21.A Member asked why IMF's rescue package had not been put together earlier. FS replied that the initiative for IMF's assistance had to come from Thailand and that the financial package was a loan which Thailand had to repay in full with interest. FS stressed that the loan aimed not only to help Thailand but also to stabilize other Asian currencies. Deputy Chief Executive of HKMA pointed out that although there were problems with Thailand's economy, the measures prescribed by IMF would help Thailand to restructure and reform its financial and banking systems.
22.A Member commented that he supported FS?decision to use the Exchange Fund to assist Thailand given that Hong Kong was a leading international and regional financial centre. He suggested that in future there should be better consultation should the situation permit.
23.A Member cautioned that the Government should guard itself from acting as a "saviour" or "policeman"

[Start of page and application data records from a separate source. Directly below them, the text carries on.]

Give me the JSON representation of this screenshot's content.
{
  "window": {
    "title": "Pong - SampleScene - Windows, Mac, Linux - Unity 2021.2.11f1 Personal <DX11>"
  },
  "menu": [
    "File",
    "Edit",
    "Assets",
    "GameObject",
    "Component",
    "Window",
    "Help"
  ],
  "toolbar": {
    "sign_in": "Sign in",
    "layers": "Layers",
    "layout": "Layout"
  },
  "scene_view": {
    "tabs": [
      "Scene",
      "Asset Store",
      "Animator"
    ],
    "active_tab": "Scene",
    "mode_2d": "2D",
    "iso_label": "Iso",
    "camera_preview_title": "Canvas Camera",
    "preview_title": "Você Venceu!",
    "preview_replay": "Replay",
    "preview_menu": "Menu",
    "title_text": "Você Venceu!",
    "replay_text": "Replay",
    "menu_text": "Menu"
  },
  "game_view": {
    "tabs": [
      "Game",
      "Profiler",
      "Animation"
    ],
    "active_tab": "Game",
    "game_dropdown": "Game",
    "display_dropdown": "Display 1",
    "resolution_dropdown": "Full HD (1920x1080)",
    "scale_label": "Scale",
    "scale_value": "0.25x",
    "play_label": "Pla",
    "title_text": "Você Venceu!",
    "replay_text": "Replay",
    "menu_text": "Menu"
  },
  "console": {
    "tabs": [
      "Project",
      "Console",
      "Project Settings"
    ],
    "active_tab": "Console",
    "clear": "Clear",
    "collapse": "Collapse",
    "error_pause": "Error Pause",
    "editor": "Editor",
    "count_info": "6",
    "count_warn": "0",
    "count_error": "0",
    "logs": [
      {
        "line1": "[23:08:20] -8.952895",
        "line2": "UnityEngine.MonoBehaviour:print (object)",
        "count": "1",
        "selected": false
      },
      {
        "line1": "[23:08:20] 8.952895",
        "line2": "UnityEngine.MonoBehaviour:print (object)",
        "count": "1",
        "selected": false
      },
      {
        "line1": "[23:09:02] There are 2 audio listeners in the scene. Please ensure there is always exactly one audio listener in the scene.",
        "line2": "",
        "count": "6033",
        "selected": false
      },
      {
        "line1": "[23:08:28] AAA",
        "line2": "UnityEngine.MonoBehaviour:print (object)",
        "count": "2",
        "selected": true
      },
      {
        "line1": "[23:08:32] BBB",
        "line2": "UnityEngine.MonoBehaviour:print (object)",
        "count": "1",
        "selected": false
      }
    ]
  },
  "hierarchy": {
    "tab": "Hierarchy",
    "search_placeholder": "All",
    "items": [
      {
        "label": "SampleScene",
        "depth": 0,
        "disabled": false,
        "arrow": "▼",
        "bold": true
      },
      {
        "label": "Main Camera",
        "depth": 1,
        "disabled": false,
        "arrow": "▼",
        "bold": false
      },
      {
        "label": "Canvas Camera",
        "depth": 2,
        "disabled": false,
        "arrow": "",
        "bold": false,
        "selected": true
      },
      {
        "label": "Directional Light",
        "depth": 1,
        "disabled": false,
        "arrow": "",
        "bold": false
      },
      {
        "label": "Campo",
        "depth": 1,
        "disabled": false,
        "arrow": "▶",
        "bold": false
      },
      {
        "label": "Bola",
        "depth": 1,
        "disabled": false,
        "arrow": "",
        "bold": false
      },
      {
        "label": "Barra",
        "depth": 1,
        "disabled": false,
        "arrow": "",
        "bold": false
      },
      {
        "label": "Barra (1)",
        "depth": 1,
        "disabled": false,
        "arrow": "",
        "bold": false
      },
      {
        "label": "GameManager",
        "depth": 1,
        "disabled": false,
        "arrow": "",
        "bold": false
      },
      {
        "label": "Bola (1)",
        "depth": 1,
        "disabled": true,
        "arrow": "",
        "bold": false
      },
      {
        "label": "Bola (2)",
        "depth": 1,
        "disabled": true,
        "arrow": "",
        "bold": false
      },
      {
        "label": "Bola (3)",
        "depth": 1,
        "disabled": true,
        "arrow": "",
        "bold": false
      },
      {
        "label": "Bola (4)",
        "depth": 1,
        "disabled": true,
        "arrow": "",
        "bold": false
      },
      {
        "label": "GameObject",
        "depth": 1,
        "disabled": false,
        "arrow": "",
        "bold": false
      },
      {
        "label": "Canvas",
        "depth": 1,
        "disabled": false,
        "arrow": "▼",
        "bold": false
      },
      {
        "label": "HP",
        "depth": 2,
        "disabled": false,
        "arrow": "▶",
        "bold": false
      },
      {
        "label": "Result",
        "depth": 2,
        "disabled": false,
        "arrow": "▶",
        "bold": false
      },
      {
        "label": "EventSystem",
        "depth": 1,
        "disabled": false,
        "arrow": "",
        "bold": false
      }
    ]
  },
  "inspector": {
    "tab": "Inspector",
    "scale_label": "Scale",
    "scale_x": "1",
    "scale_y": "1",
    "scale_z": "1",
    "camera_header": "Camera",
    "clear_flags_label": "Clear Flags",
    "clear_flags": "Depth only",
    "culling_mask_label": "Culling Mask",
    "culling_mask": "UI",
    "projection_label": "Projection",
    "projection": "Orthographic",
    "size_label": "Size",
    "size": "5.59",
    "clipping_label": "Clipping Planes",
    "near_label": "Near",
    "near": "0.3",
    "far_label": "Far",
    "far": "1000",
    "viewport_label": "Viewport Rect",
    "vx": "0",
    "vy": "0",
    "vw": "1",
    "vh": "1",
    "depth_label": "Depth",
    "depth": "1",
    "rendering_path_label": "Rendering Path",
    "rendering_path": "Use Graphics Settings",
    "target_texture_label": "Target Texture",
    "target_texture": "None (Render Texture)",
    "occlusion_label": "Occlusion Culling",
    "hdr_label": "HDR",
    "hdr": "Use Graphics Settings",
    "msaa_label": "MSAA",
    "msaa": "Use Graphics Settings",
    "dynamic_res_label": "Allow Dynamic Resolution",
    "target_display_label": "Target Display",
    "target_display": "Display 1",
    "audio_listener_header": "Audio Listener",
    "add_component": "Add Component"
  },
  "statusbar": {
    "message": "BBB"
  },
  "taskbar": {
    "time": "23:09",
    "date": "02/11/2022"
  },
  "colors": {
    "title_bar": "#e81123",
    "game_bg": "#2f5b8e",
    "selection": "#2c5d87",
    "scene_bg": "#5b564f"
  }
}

of the Asian currency market and from "gambling" with speculators. He expressed concern that the FS?power under the Exchange Fund Ordinance was too wide and considered that FS should work with other Government officials as a team to make important decisions such as the one in question. FS reiterated that the rescue package was crucial to safeguarding the financial stability of the entire South-East Asian region and was in line with the long term interest of Hong Kong. He reassured Members that there had been full consultation with the relevant Government officials as well as with the Chief Executive.
24.A Member commented that he was not happy that there had not been consultation with EFAC given that the crisis did not happen overnight but was long in coming. He queried whether the authority of "control" and that of "use" in section 3(1) were in fact separate. He asked FS for a written explanation on section 3(1) and 3(1A) as well as examples of circumstances in which FS consulted EFAC before exercising his "control" under section 3(1).
25.The Chairman also asked the Legal Adviser to provide his view in respect of section 3(1), (1A), (1B), (2)(a) and (b).
(Post meeting note: FS?reply and Legal Adviser's opinion were circulated to Members vide PLC Paper No. CB(2)226)
26.The meeting ended at 6:45 pm.
Provisional Legislative Council Secretariat
16 September 1997
Last Updated on 5 December 1997